"There's always a decent showing at the fortnightly chambers lunch."
39 Essex's members are a reasonably sociable bunch in other ways too. "There's always a decent showing at the fortnightly chambers lunch, though if you have work to get on with no one will hassle you.” Every now and then emails will go round to support staff, clerks, pupils, juniors and silks organising trips to local boozer the Edgar Wallace. “There's usually a good representative mix that turn up,” a pupil told us. “And quite often I've left without paying for a single drink, despite my efforts.”

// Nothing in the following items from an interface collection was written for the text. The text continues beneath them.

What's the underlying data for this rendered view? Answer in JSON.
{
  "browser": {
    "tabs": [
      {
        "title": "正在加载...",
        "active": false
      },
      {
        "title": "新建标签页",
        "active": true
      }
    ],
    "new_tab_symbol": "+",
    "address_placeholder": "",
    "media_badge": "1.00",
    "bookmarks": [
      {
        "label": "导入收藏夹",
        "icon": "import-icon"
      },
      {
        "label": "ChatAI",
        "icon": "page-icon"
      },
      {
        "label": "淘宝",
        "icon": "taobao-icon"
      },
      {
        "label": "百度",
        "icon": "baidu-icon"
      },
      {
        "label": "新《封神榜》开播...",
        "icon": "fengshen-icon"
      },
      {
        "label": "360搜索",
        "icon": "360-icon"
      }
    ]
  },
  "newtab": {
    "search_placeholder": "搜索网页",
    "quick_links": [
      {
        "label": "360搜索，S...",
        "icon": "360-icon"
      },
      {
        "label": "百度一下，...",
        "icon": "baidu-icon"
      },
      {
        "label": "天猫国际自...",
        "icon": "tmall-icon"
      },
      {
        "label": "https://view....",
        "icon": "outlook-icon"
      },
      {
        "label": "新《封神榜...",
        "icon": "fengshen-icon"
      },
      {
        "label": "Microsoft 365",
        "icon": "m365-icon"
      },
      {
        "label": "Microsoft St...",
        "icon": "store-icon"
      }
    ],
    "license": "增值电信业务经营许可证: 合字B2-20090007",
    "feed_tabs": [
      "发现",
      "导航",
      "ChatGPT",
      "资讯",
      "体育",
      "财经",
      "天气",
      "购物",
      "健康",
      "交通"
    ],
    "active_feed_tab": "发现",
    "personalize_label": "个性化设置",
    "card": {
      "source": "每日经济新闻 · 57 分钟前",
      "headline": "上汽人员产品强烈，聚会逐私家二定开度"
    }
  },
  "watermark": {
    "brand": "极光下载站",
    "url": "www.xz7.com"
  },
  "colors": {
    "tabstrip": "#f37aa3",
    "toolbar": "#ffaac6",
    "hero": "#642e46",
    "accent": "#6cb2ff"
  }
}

Over the course of pupillage, every piece of work submitted is assessed and fed back on, culminating in mid and end-of-seat reviews. Oral and interpersonal skills, intellectual ability, an interest in chambers' work, and – in line with chambers' views on work/life balance – any interests successfully upheld outside the law, are all considered during reviews.
Prospective tenants are also assessed during two written exercises. These are marked by QCs, and tend to be an opinion on a live issue that’s just come into chambers. A formal advocacy assessment in June also feeds into the tenancy decision. Here, pupils complete two preparatory exercises, before using their acquired skills to present something such as an interim injunction. “A good performance on these can definitely help your case,” Ayling explains, “but supervisors' end of seat reports are the most important factor. We look at pupils' ability to progress, achieve and persevere over the year as a whole.” Two of four pupils gained tenancy in 2016.
Despite its name, 39 Essex Chambers is now based at 81 Chancery Lane. “If you set Google Maps for 39 Essex Street, you'll have a hard time finding us!” sources joked. So if you're invited for an interview or a mini: don't get lost!
39 Essex Chambers
81 Chancery Lane,
82 Kings Street,
- No of silks 43
- No of juniors 85
- No of pupils up to three
- Contact Emily Formby, Judith Ayling, Kate Grange [email protected] (020) 7832 1111
- Method of application Pupillage Gateway
- Pupillages (pa) Up to three
- Other offices Singapore
Types of work undertaken
Civil liability: clinical negligence; health and safety; insurance; material loss claims; personal injury; product liability; professional negligence; sports injuries; toxic torts.
Planning, environmental and property: aviation; compulsory purchase; contaminated land; environmental civil liability; environmental regulation; international environmental law; licensing; marine environment; planning; nuisance; rating.
Administrative and public law: central and local governmenjut (including education, housing, immigration, prisons and VAT); European law; human rights; judicial review; mental health and community care; parliamentary and public affairs.
Regulatory and disciplinary: medical; legal; social care and education; financial services; broadcasting, communications and media; sport; transport; health and safety; building and housing; local government standards; licensing.
Chambers is a member of Pupillage Gateway. Applicants should consult the Pupillage Gateway timetable.